[Data records for software interfaces]
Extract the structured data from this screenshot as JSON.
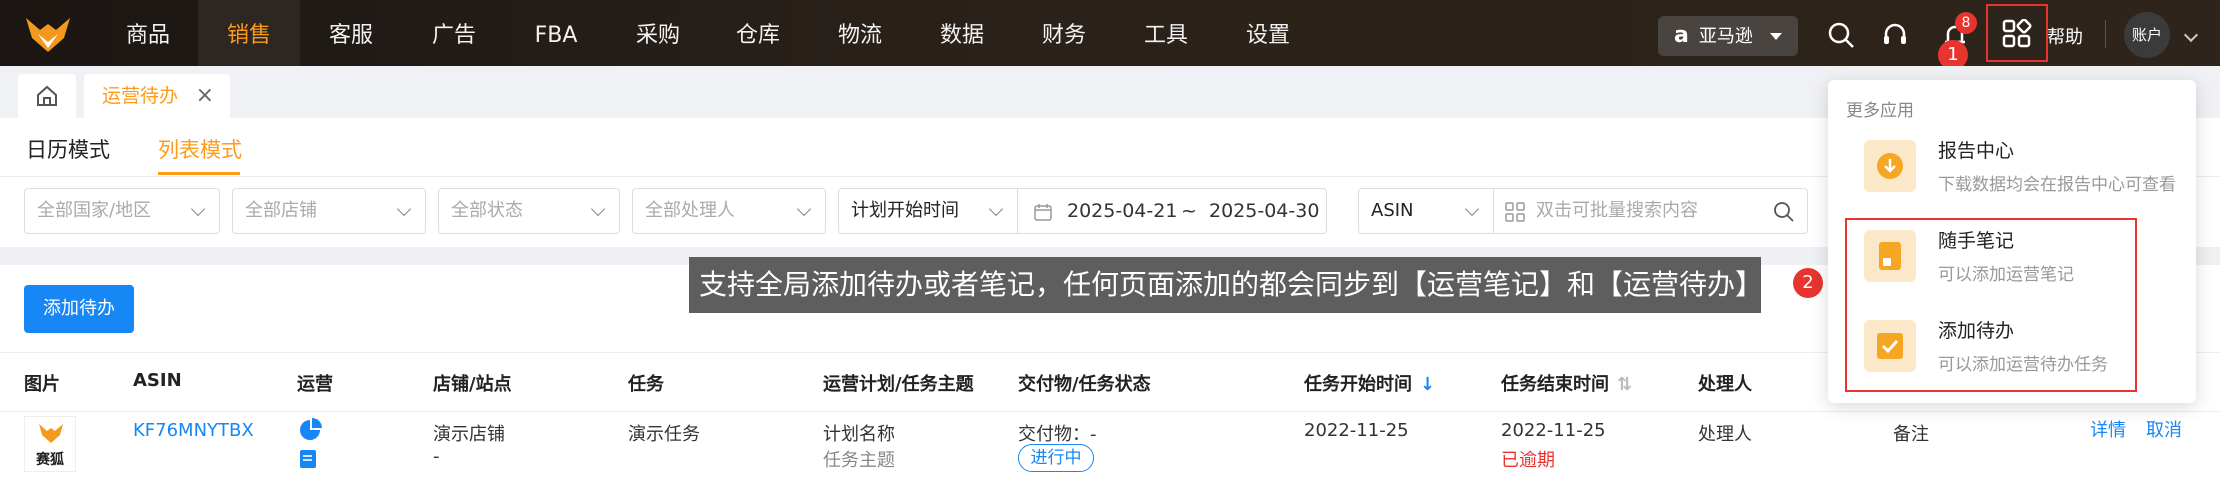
{
  "nav": {
    "items": [
      "商品",
      "销售",
      "客服",
      "广告",
      "FBA",
      "采购",
      "仓库",
      "物流",
      "数据",
      "财务",
      "工具",
      "设置"
    ],
    "active": "销售",
    "platform": "亚马逊",
    "platform_logo": "a",
    "notify_count": "8",
    "help": "帮助",
    "account": "账户",
    "accent": "#ff9a1a"
  },
  "tabs": {
    "open_tab": "运营待办",
    "close": "×"
  },
  "modes": [
    "日历模式",
    "列表模式"
  ],
  "active_mode": "列表模式",
  "filters": {
    "country": "全部国家/地区",
    "store": "全部店铺",
    "status": "全部状态",
    "handler": "全部处理人",
    "time_type": "计划开始时间",
    "date_start": "2025-04-21",
    "date_sep": "~",
    "date_end": "2025-04-30",
    "search_type": "ASIN",
    "search_placeholder": "双击可批量搜索内容"
  },
  "add_button": "添加待办",
  "tooltip": "支持全局添加待办或者笔记，任何页面添加的都会同步到【运营笔记】和【运营待办】",
  "step_badges": [
    "1",
    "2"
  ],
  "table": {
    "headers": [
      "图片",
      "ASIN",
      "运营",
      "店铺/站点",
      "任务",
      "运营计划/任务主题",
      "交付物/任务状态",
      "任务开始时间",
      "任务结束时间",
      "处理人"
    ],
    "row": {
      "image_label": "赛狐",
      "asin": "KF76MNYTBX",
      "store": "演示店铺",
      "site": "-",
      "task": "演示任务",
      "plan": "计划名称",
      "topic": "任务主题",
      "deliverable": "交付物：-",
      "status": "进行中",
      "start": "2022-11-25",
      "end": "2022-11-25",
      "overdue": "已逾期",
      "handler": "处理人",
      "note": "备注",
      "detail": "详情",
      "cancel": "取消"
    }
  },
  "more_apps": {
    "title": "更多应用",
    "items": [
      {
        "name": "报告中心",
        "desc": "下载数据均会在报告中心可查看",
        "icon": "download-icon"
      },
      {
        "name": "随手笔记",
        "desc": "可以添加运营笔记",
        "icon": "notebook-icon"
      },
      {
        "name": "添加待办",
        "desc": "可以添加运营待办任务",
        "icon": "checkbox-icon"
      }
    ]
  }
}
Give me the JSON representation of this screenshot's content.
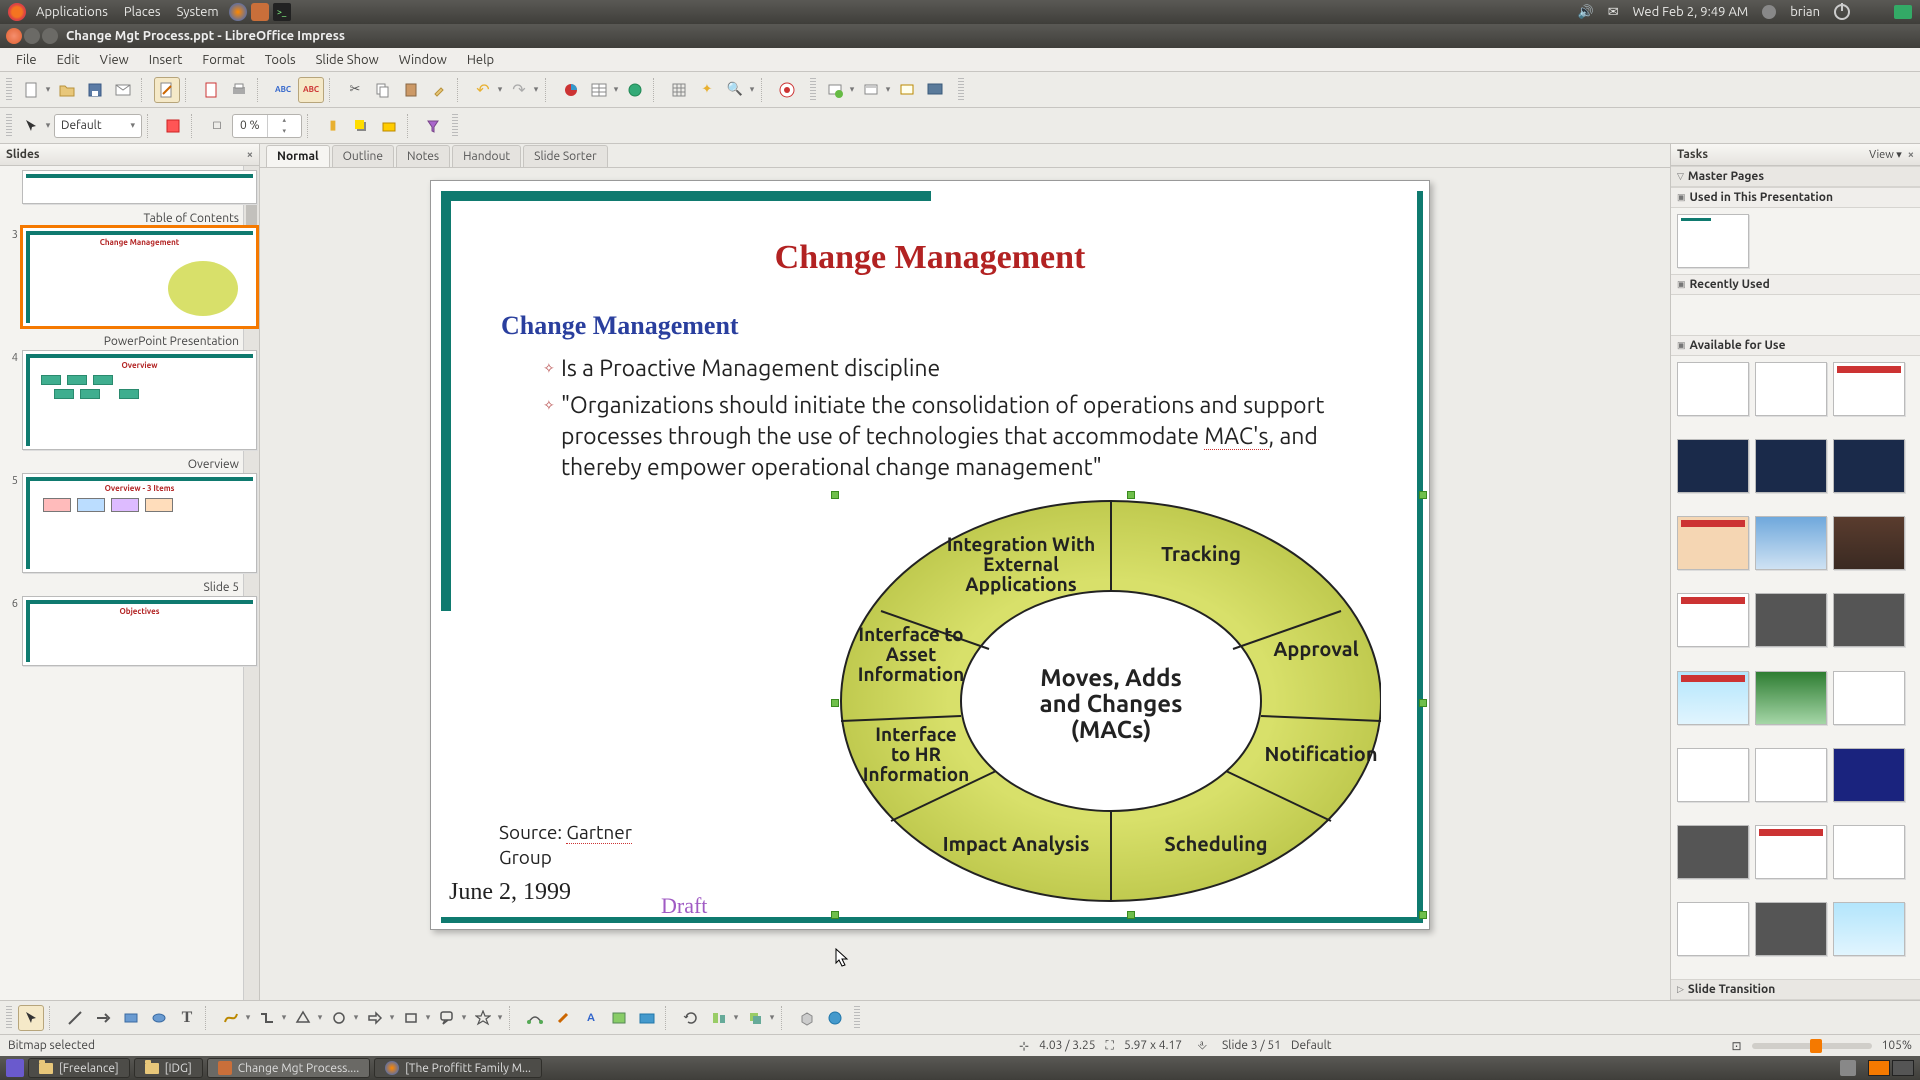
{
  "os": {
    "menus": {
      "apps": "Applications",
      "places": "Places",
      "system": "System"
    },
    "clock": "Wed Feb  2,  9:49 AM",
    "user": "brian"
  },
  "window": {
    "title": "Change Mgt Process.ppt - LibreOffice Impress"
  },
  "menubar": {
    "file": "File",
    "edit": "Edit",
    "view": "View",
    "insert": "Insert",
    "format": "Format",
    "tools": "Tools",
    "slideshow": "Slide Show",
    "window": "Window",
    "help": "Help"
  },
  "paragraph": {
    "style": "Default",
    "indent": "0 %"
  },
  "slides_panel": {
    "title": "Slides",
    "items": [
      {
        "num": "",
        "label": "Table of Contents"
      },
      {
        "num": "3",
        "label": "PowerPoint Presentation"
      },
      {
        "num": "4",
        "label": "Overview"
      },
      {
        "num": "5",
        "label": "Slide 5"
      },
      {
        "num": "6",
        "label": ""
      }
    ]
  },
  "viewtabs": {
    "normal": "Normal",
    "outline": "Outline",
    "notes": "Notes",
    "handout": "Handout",
    "sorter": "Slide Sorter"
  },
  "slide": {
    "title": "Change Management",
    "subtitle": "Change Management",
    "bullet1": "Is a Proactive Management discipline",
    "bullet2a": "\"Organizations should initiate the consolidation of operations and support processes through the use of technologies that accommodate ",
    "bullet2b": "MAC's",
    "bullet2c": ", and thereby empower operational change management\"",
    "source_label": "Source: ",
    "source_name": "Gartner",
    "source_group": "Group",
    "date": "June 2, 1999",
    "draft": "Draft",
    "donut_center1": "Moves, Adds",
    "donut_center2": "and Changes",
    "donut_center3": "(MACs)",
    "seg": {
      "integration1": "Integration With",
      "integration2": "External",
      "integration3": "Applications",
      "tracking": "Tracking",
      "asset1": "Interface to",
      "asset2": "Asset",
      "asset3": "Information",
      "approval": "Approval",
      "hr1": "Interface",
      "hr2": "to HR",
      "hr3": "Information",
      "notification": "Notification",
      "impact": "Impact Analysis",
      "scheduling": "Scheduling"
    }
  },
  "tasks": {
    "title": "Tasks",
    "view": "View",
    "sections": {
      "master": "Master Pages",
      "used": "Used in This Presentation",
      "recent": "Recently Used",
      "avail": "Available for Use",
      "trans": "Slide Transition"
    }
  },
  "status": {
    "sel": "Bitmap selected",
    "pos": "4.03 / 3.25",
    "size": "5.97 x 4.17",
    "slide": "Slide 3 / 51",
    "master": "Default",
    "zoom": "105%"
  },
  "thumbs_extra": {
    "t4": "Overview",
    "t5": "Overview - 3 Items",
    "t6": "Objectives"
  },
  "taskbar": {
    "freelance": "[Freelance]",
    "idg": "[IDG]",
    "doc": "Change Mgt Process....",
    "web": "[The Proffitt Family M..."
  }
}
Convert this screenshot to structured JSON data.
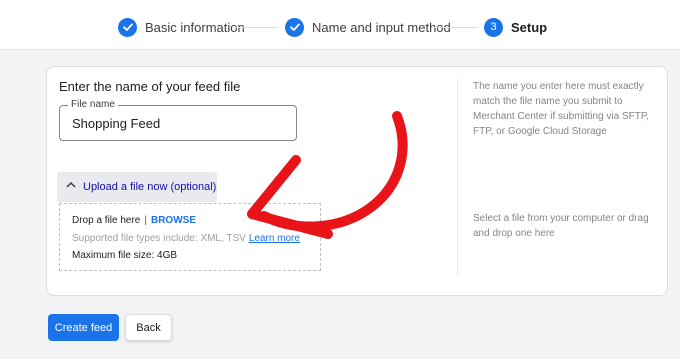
{
  "stepper": {
    "steps": [
      {
        "label": "Basic information",
        "state": "done"
      },
      {
        "label": "Name and input method",
        "state": "done"
      },
      {
        "label": "Setup",
        "number": "3",
        "state": "active"
      }
    ]
  },
  "feed_file": {
    "heading": "Enter the name of your feed file",
    "field_label": "File name",
    "field_value": "Shopping Feed",
    "help": "The name you enter here must exactly match the file name you submit to Merchant Center if submitting via SFTP, FTP, or Google Cloud Storage"
  },
  "upload": {
    "toggle_label": "Upload a file now (optional)",
    "drop_text": "Drop a file here",
    "separator": "|",
    "browse_label": "BROWSE",
    "supported_text": "Supported file types include: XML, TSV",
    "learn_more_label": "Learn more",
    "max_size_text": "Maximum file size: 4GB",
    "help": "Select a file from your computer or drag and drop one here"
  },
  "actions": {
    "create_label": "Create feed",
    "back_label": "Back"
  },
  "colors": {
    "accent": "#1a73e8",
    "annotation": "#e8141a"
  }
}
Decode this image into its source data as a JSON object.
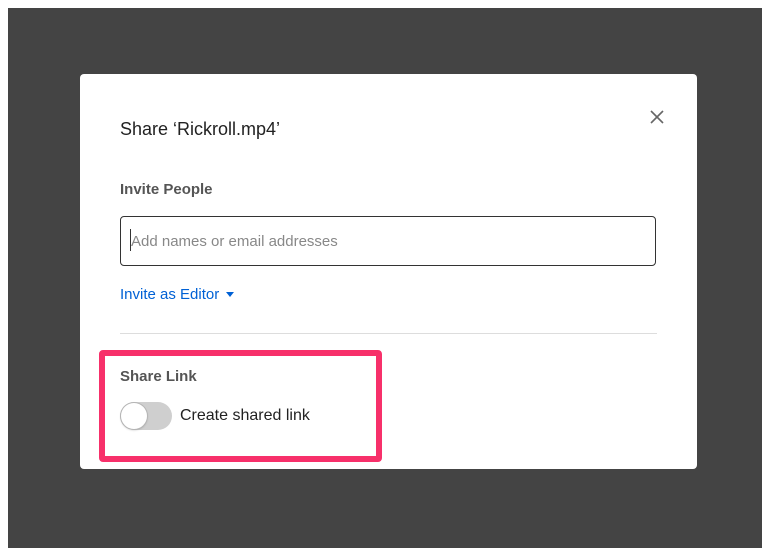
{
  "dialog": {
    "title": "Share ‘Rickroll.mp4’",
    "close_icon": "close-icon",
    "invite_section": {
      "label": "Invite People",
      "input_placeholder": "Add names or email addresses",
      "input_value": "",
      "role_dropdown_label": "Invite as Editor",
      "role_dropdown_icon": "caret-down-icon"
    },
    "share_link_section": {
      "label": "Share Link",
      "toggle_label": "Create shared link",
      "toggle_on": false
    }
  },
  "colors": {
    "backdrop": "#444444",
    "link": "#0061d5",
    "highlight": "#f7306a"
  }
}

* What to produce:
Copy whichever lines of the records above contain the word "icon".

* Output:
        "icon": "download-icon"
        "icon": "notebook-icon"
        "icon": "checkbox-icon"
    "close_icon": "close-icon",
      "role_dropdown_icon": "caret-down-icon"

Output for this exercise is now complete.